==== SUPPLIED DATA

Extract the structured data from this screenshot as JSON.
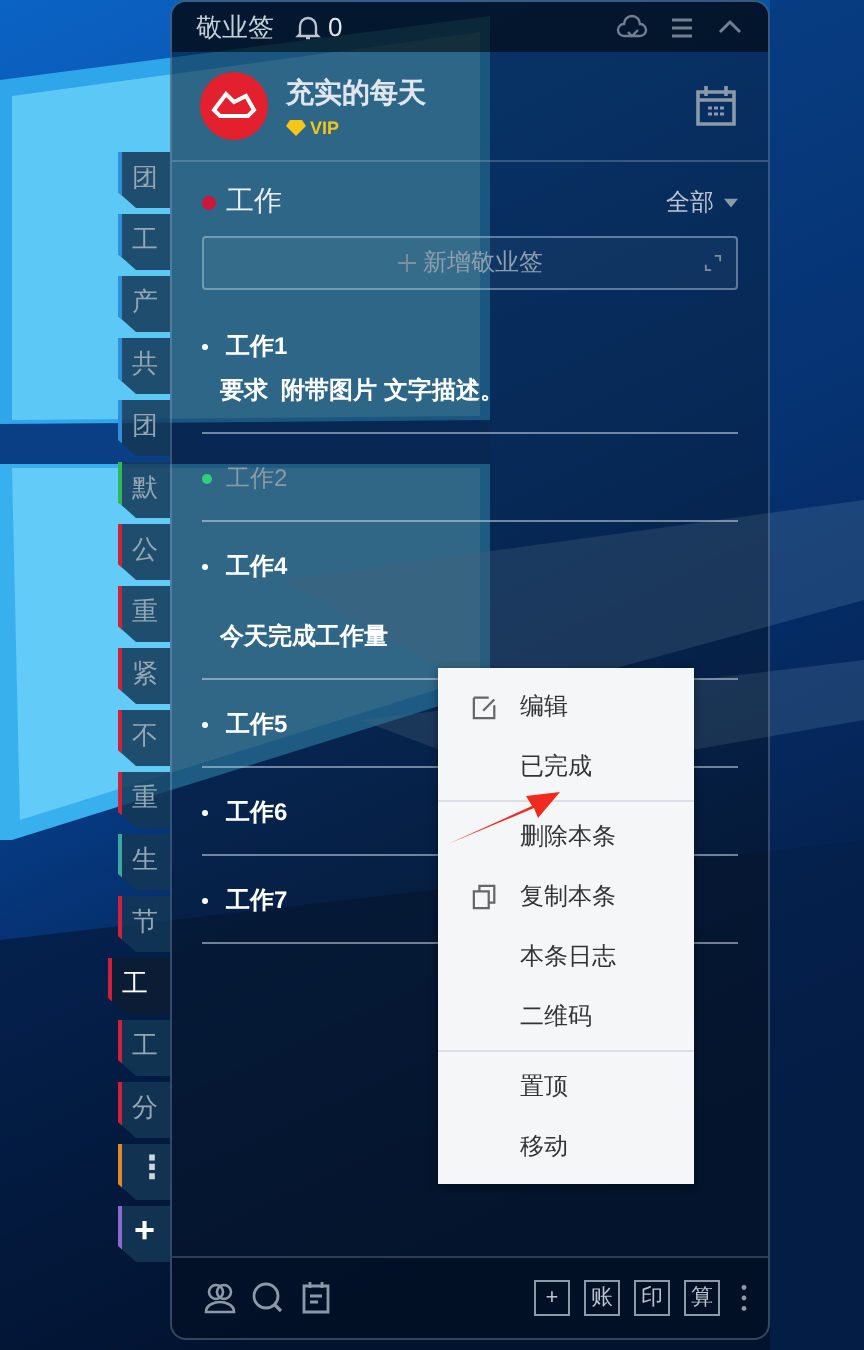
{
  "side_tabs": [
    {
      "kind": "tab",
      "label": "团",
      "color": "#2f8fd8",
      "selected": false
    },
    {
      "kind": "tab",
      "label": "工",
      "color": "#2f8fd8",
      "selected": false
    },
    {
      "kind": "tab",
      "label": "产",
      "color": "#2f8fd8",
      "selected": false
    },
    {
      "kind": "tab",
      "label": "共",
      "color": "#2f8fd8",
      "selected": false
    },
    {
      "kind": "tab",
      "label": "团",
      "color": "#2f8fd8",
      "selected": false
    },
    {
      "kind": "tab",
      "label": "默",
      "color": "#2fb85a",
      "selected": false
    },
    {
      "kind": "tab",
      "label": "公",
      "color": "#d0213c",
      "selected": false
    },
    {
      "kind": "tab",
      "label": "重",
      "color": "#d0213c",
      "selected": false
    },
    {
      "kind": "tab",
      "label": "紧",
      "color": "#d0213c",
      "selected": false
    },
    {
      "kind": "tab",
      "label": "不",
      "color": "#d0213c",
      "selected": false
    },
    {
      "kind": "tab",
      "label": "重",
      "color": "#d0213c",
      "selected": false
    },
    {
      "kind": "tab",
      "label": "生",
      "color": "#3aa7a0",
      "selected": false
    },
    {
      "kind": "tab",
      "label": "节",
      "color": "#d0213c",
      "selected": false
    },
    {
      "kind": "tab",
      "label": "工",
      "color": "#d0213c",
      "selected": true
    },
    {
      "kind": "tab",
      "label": "工",
      "color": "#d0213c",
      "selected": false
    },
    {
      "kind": "tab",
      "label": "分",
      "color": "#d0213c",
      "selected": false
    },
    {
      "kind": "more",
      "label": "⋮",
      "color": "#e08a2a",
      "selected": false
    },
    {
      "kind": "add",
      "label": "+",
      "color": "#8a6ad0",
      "selected": false
    }
  ],
  "title_bar": {
    "app_name": "敬业签",
    "notification_count": "0"
  },
  "profile": {
    "name": "充实的每天",
    "badge": "VIP"
  },
  "category": {
    "title": "工作",
    "filter": "全部"
  },
  "add_button": {
    "label": "新增敬业签"
  },
  "notes": [
    {
      "title": "工作1",
      "body": "要求  附带图片 文字描述。",
      "done": false
    },
    {
      "title": "工作2",
      "done": true
    },
    {
      "title": "工作4",
      "body": "今天完成工作量",
      "done": false
    },
    {
      "title": "工作5",
      "done": false
    },
    {
      "title": "工作6",
      "done": false
    },
    {
      "title": "工作7",
      "done": false
    }
  ],
  "context_menu": {
    "groups": [
      {
        "items": [
          {
            "kind": "edit",
            "label": "编辑"
          },
          {
            "kind": "plain",
            "label": "已完成"
          }
        ]
      },
      {
        "items": [
          {
            "kind": "plain",
            "label": "删除本条"
          },
          {
            "kind": "copy",
            "label": "复制本条"
          },
          {
            "kind": "plain",
            "label": "本条日志"
          },
          {
            "kind": "plain",
            "label": "二维码"
          }
        ]
      },
      {
        "items": [
          {
            "kind": "plain",
            "label": "置顶"
          },
          {
            "kind": "plain",
            "label": "移动"
          }
        ]
      }
    ]
  },
  "toolbar_buttons": [
    "+",
    "账",
    "印",
    "算"
  ]
}
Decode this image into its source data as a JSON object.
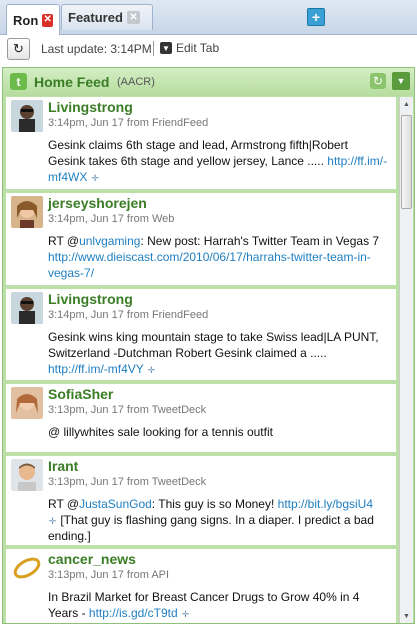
{
  "tabs": [
    {
      "label": "Ron"
    },
    {
      "label": "Featured"
    }
  ],
  "toolbar": {
    "last_update": "Last update: 3:14PM",
    "edit_tab": "Edit Tab"
  },
  "feed": {
    "title": "Home Feed",
    "subtitle": "(AACR)",
    "items": [
      {
        "user": "Livingstrong",
        "meta": "3:14pm, Jun 17 from FriendFeed",
        "text": "Gesink claims 6th stage and lead, Armstrong fifth|Robert Gesink takes 6th stage and yellow jersey, Lance ..... ",
        "link": "http://ff.im/-mf4WX",
        "avatar": "cyclist-avatar"
      },
      {
        "user": "jerseyshorejen",
        "meta": "3:14pm, Jun 17 from Web",
        "text_prefix": "RT @",
        "mention": "unlvgaming",
        "text": ": New post: Harrah's Twitter Team in Vegas 7 ",
        "link": "http://www.dieiscast.com/2010/06/17/harrahs-twitter-team-in-vegas-7/",
        "avatar": "woman-avatar"
      },
      {
        "user": "Livingstrong",
        "meta": "3:14pm, Jun 17 from FriendFeed",
        "text": "Gesink wins king mountain stage to take Swiss lead|LA PUNT, Switzerland -Dutchman Robert Gesink claimed a ..... ",
        "link": "http://ff.im/-mf4VY",
        "avatar": "cyclist-avatar"
      },
      {
        "user": "SofiaSher",
        "meta": "3:13pm, Jun 17 from TweetDeck",
        "text": "@ lillywhites sale looking for a tennis outfit",
        "avatar": "woman-avatar-2"
      },
      {
        "user": "Irant",
        "meta": "3:13pm, Jun 17 from TweetDeck",
        "text_prefix": "RT @",
        "mention": "JustaSunGod",
        "text": ": This guy is so Money! ",
        "link": "http://bit.ly/bgsiU4",
        "text_after": " [That guy is flashing gang signs. In a diaper. I predict a bad ending.]",
        "avatar": "man-avatar"
      },
      {
        "user": "cancer_news",
        "meta": "3:13pm, Jun 17 from API",
        "text": "In Brazil Market for Breast Cancer Drugs to Grow 40% in 4 Years - ",
        "link": "http://is.gd/cT9td",
        "avatar": "ribbon-avatar"
      }
    ]
  },
  "colors": {
    "accent_green": "#3a7d25",
    "link_blue": "#1f7fc1",
    "close_red": "#d9302a",
    "add_blue": "#3ba0d5"
  }
}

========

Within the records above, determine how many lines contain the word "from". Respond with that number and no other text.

▶ **WRITTEN ANSWER**: 7